Fiction writers have also used the “type of Christ” to allow their story to point to Jesus. This is very popular with film makers. Just check out the trailer for the recent  “Superman Returns”.

In the film (or film series, depending on your point of view) “Lord of the Rings”, there are three characters that point to Jesus. In “Fellowship of the Rings” you see Frodo and the Ring. The Ring is the force of evil in the world. Frodo, though it is not his to deal with, takes the evil of the ring on himself and bares it in order to destroy it. In “The Two Towers” we re-visit the sacrifice of Gandalf. We are reminded that he gave himself to save his friends from a demon (another symbol of evil) and was then sent back to be with them in the battle. Thirdly in “Return of the King” (as if that title isn’t a dead giveaway) we see Aragorn enter into the realm of those living in death because they refused to follow the king. He enters death to give the people an offer : You may follow me and I will set you free from this death. His later rule as king is a nod to the second coming of Christ.

In the 1954 Marlon Brando /Karl Malden classic, “On The Waterfront”, a local priest realizes that Jesus would not stand by and let mob bosses and crime ruin the people he is supposed to be serving. In a wonderful speech we are told that when people are killed for doing what is right, it is a crucifixion. This sets us up for a “ type of Christ” I call “the freedom bringer.” (SPOILER) At the end of the movie, Marlon Brando’s character has decided to stand up to the mob. The result is that they take him out back, with all the waterfront workers standing helplessly aside, and beat him within an inch of his life. This is where we see an illustration of the resurrection and the people set free. This is also the movie with the famous “Could have been a contender” speech.
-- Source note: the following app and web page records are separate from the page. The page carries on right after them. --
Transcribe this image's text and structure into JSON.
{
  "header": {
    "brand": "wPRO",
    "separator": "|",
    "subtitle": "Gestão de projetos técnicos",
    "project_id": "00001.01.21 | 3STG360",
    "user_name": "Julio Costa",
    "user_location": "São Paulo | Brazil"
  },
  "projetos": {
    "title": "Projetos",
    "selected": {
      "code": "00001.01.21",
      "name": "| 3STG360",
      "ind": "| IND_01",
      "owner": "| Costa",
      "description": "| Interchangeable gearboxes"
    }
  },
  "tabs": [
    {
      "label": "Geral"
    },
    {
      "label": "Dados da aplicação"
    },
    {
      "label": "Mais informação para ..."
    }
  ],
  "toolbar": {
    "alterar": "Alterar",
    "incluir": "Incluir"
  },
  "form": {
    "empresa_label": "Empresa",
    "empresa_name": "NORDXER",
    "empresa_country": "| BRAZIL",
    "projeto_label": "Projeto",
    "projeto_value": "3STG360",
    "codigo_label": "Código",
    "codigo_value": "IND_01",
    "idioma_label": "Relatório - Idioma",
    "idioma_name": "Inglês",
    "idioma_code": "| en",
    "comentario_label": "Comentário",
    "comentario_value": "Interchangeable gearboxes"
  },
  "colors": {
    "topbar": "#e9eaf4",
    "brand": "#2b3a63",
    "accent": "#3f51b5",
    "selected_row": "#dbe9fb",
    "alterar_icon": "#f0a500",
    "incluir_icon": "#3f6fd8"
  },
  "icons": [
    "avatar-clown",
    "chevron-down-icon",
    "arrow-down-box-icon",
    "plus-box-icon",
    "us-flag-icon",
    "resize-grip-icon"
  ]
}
Will Smith‘s “I Am Legend” is a dark film about zombie/vampires. It is being released on DVD in time for Easter. This may seem like an oversight, but it may have been a part of a marketing plan. By the end of the film you realize that the Zombies are symbolism for a people infected with evil who need the blood from a sacrificial savior to release them from there torment. (You can read my full review here.) I have heard that the DVD has two versions of the film. I have seen the theatrical version and can not comment on the alternate version.

You can also see acts that artistically bring to mind Jesus ’ sacrifice in movies like “To End All Wars” , “Man On Fire” , “Meet John Doe” , and “I Robot” . “I Robot” has the entire trinity, but unfortunately also has weirdly pro-cussing messages.

Unfortunately, some films will use the connection to Jesus to bring a “new” message or to suggest Christianity to be wrong. Where The Matrix’s Neo, Star Wars’ Anakin , and “E.T. The Extra Terrestrial” all have used the character of Jesus and even some of his words, they are not there to point you to Jesus , but away — or beyond — him ( as some of the film makers may tell you) .

What Is Your Recommendation?

As part of your family time this season, it would be great to find one of  these films that would be appropriate for your entire family. Then, do not just watch it together. Afterward, talk about what the film was saying about Jesus. Who in the film emulated the person of Jesus? What characteristics did the character share with Jesus and what was different? And what do I notice about Jesus that I may not have seen before or have not though t about in a while?

This is just another fun way to have film watching do more than just fill a couple of hours.

For more – Check out the Q&E Extra – The 6 Jesuses of Film and Literature